● **What is needed**
Give back all of the data exactly as written.

Website and app data records
<<<<
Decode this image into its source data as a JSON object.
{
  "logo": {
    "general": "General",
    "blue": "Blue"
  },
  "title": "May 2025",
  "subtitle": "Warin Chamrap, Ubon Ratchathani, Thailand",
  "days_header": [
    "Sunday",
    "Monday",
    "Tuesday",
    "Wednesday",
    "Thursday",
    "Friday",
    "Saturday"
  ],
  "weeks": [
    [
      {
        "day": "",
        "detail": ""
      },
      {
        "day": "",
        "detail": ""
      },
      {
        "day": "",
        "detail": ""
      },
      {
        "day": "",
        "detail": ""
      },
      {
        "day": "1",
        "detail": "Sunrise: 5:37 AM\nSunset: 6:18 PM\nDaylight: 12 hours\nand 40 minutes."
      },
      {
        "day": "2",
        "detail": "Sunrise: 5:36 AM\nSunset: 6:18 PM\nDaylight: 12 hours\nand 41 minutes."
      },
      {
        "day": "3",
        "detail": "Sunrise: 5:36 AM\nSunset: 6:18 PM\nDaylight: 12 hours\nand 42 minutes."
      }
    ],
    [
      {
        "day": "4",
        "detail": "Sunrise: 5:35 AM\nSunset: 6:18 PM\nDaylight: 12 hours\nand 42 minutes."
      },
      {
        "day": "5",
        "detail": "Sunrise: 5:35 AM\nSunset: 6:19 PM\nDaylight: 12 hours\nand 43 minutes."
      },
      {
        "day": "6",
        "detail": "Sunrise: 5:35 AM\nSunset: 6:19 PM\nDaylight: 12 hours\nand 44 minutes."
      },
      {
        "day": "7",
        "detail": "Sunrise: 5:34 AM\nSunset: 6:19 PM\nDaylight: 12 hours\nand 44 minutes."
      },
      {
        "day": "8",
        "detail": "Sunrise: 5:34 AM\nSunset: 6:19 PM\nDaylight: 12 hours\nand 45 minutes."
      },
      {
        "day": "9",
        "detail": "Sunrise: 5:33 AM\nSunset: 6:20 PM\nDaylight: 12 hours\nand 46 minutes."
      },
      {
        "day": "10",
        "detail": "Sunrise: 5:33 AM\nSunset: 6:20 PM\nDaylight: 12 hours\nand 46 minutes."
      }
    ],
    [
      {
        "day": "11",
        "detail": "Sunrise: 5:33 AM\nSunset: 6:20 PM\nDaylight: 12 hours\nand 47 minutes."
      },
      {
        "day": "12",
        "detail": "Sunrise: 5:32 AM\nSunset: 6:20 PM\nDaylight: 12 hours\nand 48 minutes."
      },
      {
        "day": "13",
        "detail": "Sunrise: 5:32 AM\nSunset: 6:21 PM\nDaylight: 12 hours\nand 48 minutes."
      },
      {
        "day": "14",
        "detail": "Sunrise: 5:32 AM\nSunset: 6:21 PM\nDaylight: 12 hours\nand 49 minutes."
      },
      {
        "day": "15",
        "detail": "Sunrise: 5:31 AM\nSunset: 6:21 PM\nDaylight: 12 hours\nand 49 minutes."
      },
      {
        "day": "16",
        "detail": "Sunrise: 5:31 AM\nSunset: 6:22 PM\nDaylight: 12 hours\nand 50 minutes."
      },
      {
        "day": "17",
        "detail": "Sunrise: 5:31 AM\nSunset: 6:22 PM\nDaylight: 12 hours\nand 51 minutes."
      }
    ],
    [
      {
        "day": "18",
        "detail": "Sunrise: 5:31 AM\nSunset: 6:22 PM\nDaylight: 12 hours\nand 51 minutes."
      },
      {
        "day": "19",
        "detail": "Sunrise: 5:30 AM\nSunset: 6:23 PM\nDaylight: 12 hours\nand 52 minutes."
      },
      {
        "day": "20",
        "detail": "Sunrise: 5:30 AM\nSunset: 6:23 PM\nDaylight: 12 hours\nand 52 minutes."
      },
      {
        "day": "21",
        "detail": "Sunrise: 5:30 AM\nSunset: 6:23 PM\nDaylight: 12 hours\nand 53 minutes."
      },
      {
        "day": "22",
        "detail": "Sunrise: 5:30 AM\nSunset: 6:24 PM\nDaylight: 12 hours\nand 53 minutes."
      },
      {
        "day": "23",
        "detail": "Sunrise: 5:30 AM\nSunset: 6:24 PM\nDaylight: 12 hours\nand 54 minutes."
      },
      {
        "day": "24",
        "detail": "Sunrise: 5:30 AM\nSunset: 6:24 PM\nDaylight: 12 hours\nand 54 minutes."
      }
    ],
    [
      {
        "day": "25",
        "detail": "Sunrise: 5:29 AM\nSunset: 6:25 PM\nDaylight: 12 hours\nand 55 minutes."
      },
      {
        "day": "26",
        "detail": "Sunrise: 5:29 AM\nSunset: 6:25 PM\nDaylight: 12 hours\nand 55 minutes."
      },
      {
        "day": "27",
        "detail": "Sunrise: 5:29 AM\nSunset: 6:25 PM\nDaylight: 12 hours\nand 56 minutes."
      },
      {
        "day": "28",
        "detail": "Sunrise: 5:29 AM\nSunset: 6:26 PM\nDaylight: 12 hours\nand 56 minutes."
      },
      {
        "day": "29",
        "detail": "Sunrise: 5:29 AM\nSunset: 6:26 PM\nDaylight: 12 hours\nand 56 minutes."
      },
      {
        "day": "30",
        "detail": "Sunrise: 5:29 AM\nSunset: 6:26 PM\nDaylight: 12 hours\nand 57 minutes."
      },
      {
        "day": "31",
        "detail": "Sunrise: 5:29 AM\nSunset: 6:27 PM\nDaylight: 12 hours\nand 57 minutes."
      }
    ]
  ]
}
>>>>
● **Solution to the problem**
Decode this image into its source data as a JSON object.
{
  "logo": {
    "general": "General",
    "blue": "Blue"
  },
  "title": "May 2025",
  "subtitle": "Warin Chamrap, Ubon Ratchathani, Thailand",
  "days_header": [
    "Sunday",
    "Monday",
    "Tuesday",
    "Wednesday",
    "Thursday",
    "Friday",
    "Saturday"
  ],
  "weeks": [
    [
      {
        "day": "",
        "detail": ""
      },
      {
        "day": "",
        "detail": ""
      },
      {
        "day": "",
        "detail": ""
      },
      {
        "day": "",
        "detail": ""
      },
      {
        "day": "1",
        "detail": "Sunrise: 5:37 AM\nSunset: 6:18 PM\nDaylight: 12 hours\nand 40 minutes."
      },
      {
        "day": "2",
        "detail": "Sunrise: 5:36 AM\nSunset: 6:18 PM\nDaylight: 12 hours\nand 41 minutes."
      },
      {
        "day": "3",
        "detail": "Sunrise: 5:36 AM\nSunset: 6:18 PM\nDaylight: 12 hours\nand 42 minutes."
      }
    ],
    [
      {
        "day": "4",
        "detail": "Sunrise: 5:35 AM\nSunset: 6:18 PM\nDaylight: 12 hours\nand 42 minutes."
      },
      {
        "day": "5",
        "detail": "Sunrise: 5:35 AM\nSunset: 6:19 PM\nDaylight: 12 hours\nand 43 minutes."
      },
      {
        "day": "6",
        "detail": "Sunrise: 5:35 AM\nSunset: 6:19 PM\nDaylight: 12 hours\nand 44 minutes."
      },
      {
        "day": "7",
        "detail": "Sunrise: 5:34 AM\nSunset: 6:19 PM\nDaylight: 12 hours\nand 44 minutes."
      },
      {
        "day": "8",
        "detail": "Sunrise: 5:34 AM\nSunset: 6:19 PM\nDaylight: 12 hours\nand 45 minutes."
      },
      {
        "day": "9",
        "detail": "Sunrise: 5:33 AM\nSunset: 6:20 PM\nDaylight: 12 hours\nand 46 minutes."
      },
      {
        "day": "10",
        "detail": "Sunrise: 5:33 AM\nSunset: 6:20 PM\nDaylight: 12 hours\nand 46 minutes."
      }
    ],
    [
      {
        "day": "11",
        "detail": "Sunrise: 5:33 AM\nSunset: 6:20 PM\nDaylight: 12 hours\nand 47 minutes."
      },
      {
        "day": "12",
        "detail": "Sunrise: 5:32 AM\nSunset: 6:20 PM\nDaylight: 12 hours\nand 48 minutes."
      },
      {
        "day": "13",
        "detail": "Sunrise: 5:32 AM\nSunset: 6:21 PM\nDaylight: 12 hours\nand 48 minutes."
      },
      {
        "day": "14",
        "detail": "Sunrise: 5:32 AM\nSunset: 6:21 PM\nDaylight: 12 hours\nand 49 minutes."
      },
      {
        "day": "15",
        "detail": "Sunrise: 5:31 AM\nSunset: 6:21 PM\nDaylight: 12 hours\nand 49 minutes."
      },
      {
        "day": "16",
        "detail": "Sunrise: 5:31 AM\nSunset: 6:22 PM\nDaylight: 12 hours\nand 50 minutes."
      },
      {
        "day": "17",
        "detail": "Sunrise: 5:31 AM\nSunset: 6:22 PM\nDaylight: 12 hours\nand 51 minutes."
      }
    ],
    [
      {
        "day": "18",
        "detail": "Sunrise: 5:31 AM\nSunset: 6:22 PM\nDaylight: 12 hours\nand 51 minutes."
      },
      {
        "day": "19",
        "detail": "Sunrise: 5:30 AM\nSunset: 6:23 PM\nDaylight: 12 hours\nand 52 minutes."
      },
      {
        "day": "20",
        "detail": "Sunrise: 5:30 AM\nSunset: 6:23 PM\nDaylight: 12 hours\nand 52 minutes."
      },
      {
        "day": "21",
        "detail": "Sunrise: 5:30 AM\nSunset: 6:23 PM\nDaylight: 12 hours\nand 53 minutes."
      },
      {
        "day": "22",
        "detail": "Sunrise: 5:30 AM\nSunset: 6:24 PM\nDaylight: 12 hours\nand 53 minutes."
      },
      {
        "day": "23",
        "detail": "Sunrise: 5:30 AM\nSunset: 6:24 PM\nDaylight: 12 hours\nand 54 minutes."
      },
      {
        "day": "24",
        "detail": "Sunrise: 5:30 AM\nSunset: 6:24 PM\nDaylight: 12 hours\nand 54 minutes."
      }
    ],
    [
      {
        "day": "25",
        "detail": "Sunrise: 5:29 AM\nSunset: 6:25 PM\nDaylight: 12 hours\nand 55 minutes."
      },
      {
        "day": "26",
        "detail": "Sunrise: 5:29 AM\nSunset: 6:25 PM\nDaylight: 12 hours\nand 55 minutes."
      },
      {
        "day": "27",
        "detail": "Sunrise: 5:29 AM\nSunset: 6:25 PM\nDaylight: 12 hours\nand 56 minutes."
      },
      {
        "day": "28",
        "detail": "Sunrise: 5:29 AM\nSunset: 6:26 PM\nDaylight: 12 hours\nand 56 minutes."
      },
      {
        "day": "29",
        "detail": "Sunrise: 5:29 AM\nSunset: 6:26 PM\nDaylight: 12 hours\nand 56 minutes."
      },
      {
        "day": "30",
        "detail": "Sunrise: 5:29 AM\nSunset: 6:26 PM\nDaylight: 12 hours\nand 57 minutes."
      },
      {
        "day": "31",
        "detail": "Sunrise: 5:29 AM\nSunset: 6:27 PM\nDaylight: 12 hours\nand 57 minutes."
      }
    ]
  ]
}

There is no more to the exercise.